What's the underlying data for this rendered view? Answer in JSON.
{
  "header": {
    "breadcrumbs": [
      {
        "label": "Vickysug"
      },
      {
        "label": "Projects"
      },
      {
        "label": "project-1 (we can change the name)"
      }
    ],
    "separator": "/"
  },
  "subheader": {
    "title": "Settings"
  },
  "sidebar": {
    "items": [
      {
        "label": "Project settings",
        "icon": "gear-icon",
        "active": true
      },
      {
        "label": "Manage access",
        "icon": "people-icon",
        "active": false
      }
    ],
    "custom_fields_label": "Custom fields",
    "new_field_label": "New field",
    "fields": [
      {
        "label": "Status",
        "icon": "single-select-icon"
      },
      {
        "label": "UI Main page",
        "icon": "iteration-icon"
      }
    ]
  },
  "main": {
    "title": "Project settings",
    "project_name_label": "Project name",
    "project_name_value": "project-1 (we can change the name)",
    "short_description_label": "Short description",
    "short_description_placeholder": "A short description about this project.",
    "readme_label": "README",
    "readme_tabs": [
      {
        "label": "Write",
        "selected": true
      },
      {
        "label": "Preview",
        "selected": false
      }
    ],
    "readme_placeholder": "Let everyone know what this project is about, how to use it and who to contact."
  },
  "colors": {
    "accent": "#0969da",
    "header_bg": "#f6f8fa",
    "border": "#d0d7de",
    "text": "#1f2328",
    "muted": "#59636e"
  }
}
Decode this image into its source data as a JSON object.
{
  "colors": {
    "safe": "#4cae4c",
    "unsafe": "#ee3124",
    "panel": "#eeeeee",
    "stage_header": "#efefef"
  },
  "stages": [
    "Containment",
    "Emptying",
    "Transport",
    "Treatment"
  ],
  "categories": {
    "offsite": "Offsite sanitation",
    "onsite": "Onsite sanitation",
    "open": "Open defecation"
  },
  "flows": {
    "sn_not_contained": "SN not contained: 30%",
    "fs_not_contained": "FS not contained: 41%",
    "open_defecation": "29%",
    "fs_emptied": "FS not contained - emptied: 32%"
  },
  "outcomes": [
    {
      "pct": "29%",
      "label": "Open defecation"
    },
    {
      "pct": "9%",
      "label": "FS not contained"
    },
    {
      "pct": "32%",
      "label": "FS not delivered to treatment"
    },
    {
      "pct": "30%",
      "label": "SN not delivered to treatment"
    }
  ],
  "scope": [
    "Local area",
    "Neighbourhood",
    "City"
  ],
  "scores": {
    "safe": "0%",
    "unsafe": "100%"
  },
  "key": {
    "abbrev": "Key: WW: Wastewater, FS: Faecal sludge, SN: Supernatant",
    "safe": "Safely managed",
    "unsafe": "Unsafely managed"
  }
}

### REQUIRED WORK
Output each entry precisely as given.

### RESULT FOR THIS EXERCISE
What's the underlying data for this rendered view? Answer in JSON.
{
  "header": {
    "breadcrumbs": [
      {
        "label": "Vickysug"
      },
      {
        "label": "Projects"
      },
      {
        "label": "project-1 (we can change the name)"
      }
    ],
    "separator": "/"
  },
  "subheader": {
    "title": "Settings"
  },
  "sidebar": {
    "items": [
      {
        "label": "Project settings",
        "icon": "gear-icon",
        "active": true
      },
      {
        "label": "Manage access",
        "icon": "people-icon",
        "active": false
      }
    ],
    "custom_fields_label": "Custom fields",
    "new_field_label": "New field",
    "fields": [
      {
        "label": "Status",
        "icon": "single-select-icon"
      },
      {
        "label": "UI Main page",
        "icon": "iteration-icon"
      }
    ]
  },
  "main": {
    "title": "Project settings",
    "project_name_label": "Project name",
    "project_name_value": "project-1 (we can change the name)",
    "short_description_label": "Short description",
    "short_description_placeholder": "A short description about this project.",
    "readme_label": "README",
    "readme_tabs": [
      {
        "label": "Write",
        "selected": true
      },
      {
        "label": "Preview",
        "selected": false
      }
    ],
    "readme_placeholder": "Let everyone know what this project is about, how to use it and who to contact."
  },
  "colors": {
    "accent": "#0969da",
    "header_bg": "#f6f8fa",
    "border": "#d0d7de",
    "text": "#1f2328",
    "muted": "#59636e"
  }
}
Decode this image into its source data as a JSON object.
{
  "colors": {
    "safe": "#4cae4c",
    "unsafe": "#ee3124",
    "panel": "#eeeeee",
    "stage_header": "#efefef"
  },
  "stages": [
    "Containment",
    "Emptying",
    "Transport",
    "Treatment"
  ],
  "categories": {
    "offsite": "Offsite sanitation",
    "onsite": "Onsite sanitation",
    "open": "Open defecation"
  },
  "flows": {
    "sn_not_contained": "SN not contained: 30%",
    "fs_not_contained": "FS not contained: 41%",
    "open_defecation": "29%",
    "fs_emptied": "FS not contained - emptied: 32%"
  },
  "outcomes": [
    {
      "pct": "29%",
      "label": "Open defecation"
    },
    {
      "pct": "9%",
      "label": "FS not contained"
    },
    {
      "pct": "32%",
      "label": "FS not delivered to treatment"
    },
    {
      "pct": "30%",
      "label": "SN not delivered to treatment"
    }
  ],
  "scope": [
    "Local area",
    "Neighbourhood",
    "City"
  ],
  "scores": {
    "safe": "0%",
    "unsafe": "100%"
  },
  "key": {
    "abbrev": "Key: WW: Wastewater, FS: Faecal sludge, SN: Supernatant",
    "safe": "Safely managed",
    "unsafe": "Unsafely managed"
  }
}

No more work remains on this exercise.